WORK ITEM: The listing below should be copied in full, word for word.

##### DATA UNDER STUDY

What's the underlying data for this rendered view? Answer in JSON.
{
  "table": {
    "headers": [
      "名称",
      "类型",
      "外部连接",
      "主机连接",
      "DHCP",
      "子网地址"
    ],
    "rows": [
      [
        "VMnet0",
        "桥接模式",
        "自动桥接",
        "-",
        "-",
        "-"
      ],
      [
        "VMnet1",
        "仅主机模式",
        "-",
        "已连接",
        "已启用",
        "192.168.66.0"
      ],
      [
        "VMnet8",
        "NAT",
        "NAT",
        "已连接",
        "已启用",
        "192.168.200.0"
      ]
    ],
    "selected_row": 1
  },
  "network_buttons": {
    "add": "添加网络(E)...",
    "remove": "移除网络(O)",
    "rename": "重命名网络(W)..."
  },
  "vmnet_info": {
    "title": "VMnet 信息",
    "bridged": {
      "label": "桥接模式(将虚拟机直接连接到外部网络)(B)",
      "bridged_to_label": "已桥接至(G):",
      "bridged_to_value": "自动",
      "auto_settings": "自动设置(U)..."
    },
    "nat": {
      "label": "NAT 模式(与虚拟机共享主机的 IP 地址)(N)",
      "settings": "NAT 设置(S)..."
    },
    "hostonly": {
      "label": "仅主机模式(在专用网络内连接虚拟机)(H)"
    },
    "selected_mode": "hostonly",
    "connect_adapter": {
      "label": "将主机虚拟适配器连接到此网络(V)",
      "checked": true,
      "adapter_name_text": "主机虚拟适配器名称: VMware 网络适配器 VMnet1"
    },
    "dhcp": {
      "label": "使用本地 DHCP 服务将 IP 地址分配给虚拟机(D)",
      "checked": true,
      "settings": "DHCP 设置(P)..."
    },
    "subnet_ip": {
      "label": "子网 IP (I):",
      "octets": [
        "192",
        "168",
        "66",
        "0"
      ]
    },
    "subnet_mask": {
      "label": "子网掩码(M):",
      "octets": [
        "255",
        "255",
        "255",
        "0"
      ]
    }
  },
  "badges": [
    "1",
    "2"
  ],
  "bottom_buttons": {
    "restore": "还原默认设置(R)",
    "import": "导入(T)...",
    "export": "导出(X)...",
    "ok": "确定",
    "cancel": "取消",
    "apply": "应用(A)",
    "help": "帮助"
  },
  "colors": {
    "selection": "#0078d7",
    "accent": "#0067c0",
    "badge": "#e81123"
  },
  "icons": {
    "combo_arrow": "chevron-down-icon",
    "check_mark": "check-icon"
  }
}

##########

RESULT BELOW:
What's the underlying data for this rendered view? Answer in JSON.
{
  "table": {
    "headers": [
      "名称",
      "类型",
      "外部连接",
      "主机连接",
      "DHCP",
      "子网地址"
    ],
    "rows": [
      [
        "VMnet0",
        "桥接模式",
        "自动桥接",
        "-",
        "-",
        "-"
      ],
      [
        "VMnet1",
        "仅主机模式",
        "-",
        "已连接",
        "已启用",
        "192.168.66.0"
      ],
      [
        "VMnet8",
        "NAT",
        "NAT",
        "已连接",
        "已启用",
        "192.168.200.0"
      ]
    ],
    "selected_row": 1
  },
  "network_buttons": {
    "add": "添加网络(E)...",
    "remove": "移除网络(O)",
    "rename": "重命名网络(W)..."
  },
  "vmnet_info": {
    "title": "VMnet 信息",
    "bridged": {
      "label": "桥接模式(将虚拟机直接连接到外部网络)(B)",
      "bridged_to_label": "已桥接至(G):",
      "bridged_to_value": "自动",
      "auto_settings": "自动设置(U)..."
    },
    "nat": {
      "label": "NAT 模式(与虚拟机共享主机的 IP 地址)(N)",
      "settings": "NAT 设置(S)..."
    },
    "hostonly": {
      "label": "仅主机模式(在专用网络内连接虚拟机)(H)"
    },
    "selected_mode": "hostonly",
    "connect_adapter": {
      "label": "将主机虚拟适配器连接到此网络(V)",
      "checked": true,
      "adapter_name_text": "主机虚拟适配器名称: VMware 网络适配器 VMnet1"
    },
    "dhcp": {
      "label": "使用本地 DHCP 服务将 IP 地址分配给虚拟机(D)",
      "checked": true,
      "settings": "DHCP 设置(P)..."
    },
    "subnet_ip": {
      "label": "子网 IP (I):",
      "octets": [
        "192",
        "168",
        "66",
        "0"
      ]
    },
    "subnet_mask": {
      "label": "子网掩码(M):",
      "octets": [
        "255",
        "255",
        "255",
        "0"
      ]
    }
  },
  "badges": [
    "1",
    "2"
  ],
  "bottom_buttons": {
    "restore": "还原默认设置(R)",
    "import": "导入(T)...",
    "export": "导出(X)...",
    "ok": "确定",
    "cancel": "取消",
    "apply": "应用(A)",
    "help": "帮助"
  },
  "colors": {
    "selection": "#0078d7",
    "accent": "#0067c0",
    "badge": "#e81123"
  },
  "icons": {
    "combo_arrow": "chevron-down-icon",
    "check_mark": "check-icon"
  }
}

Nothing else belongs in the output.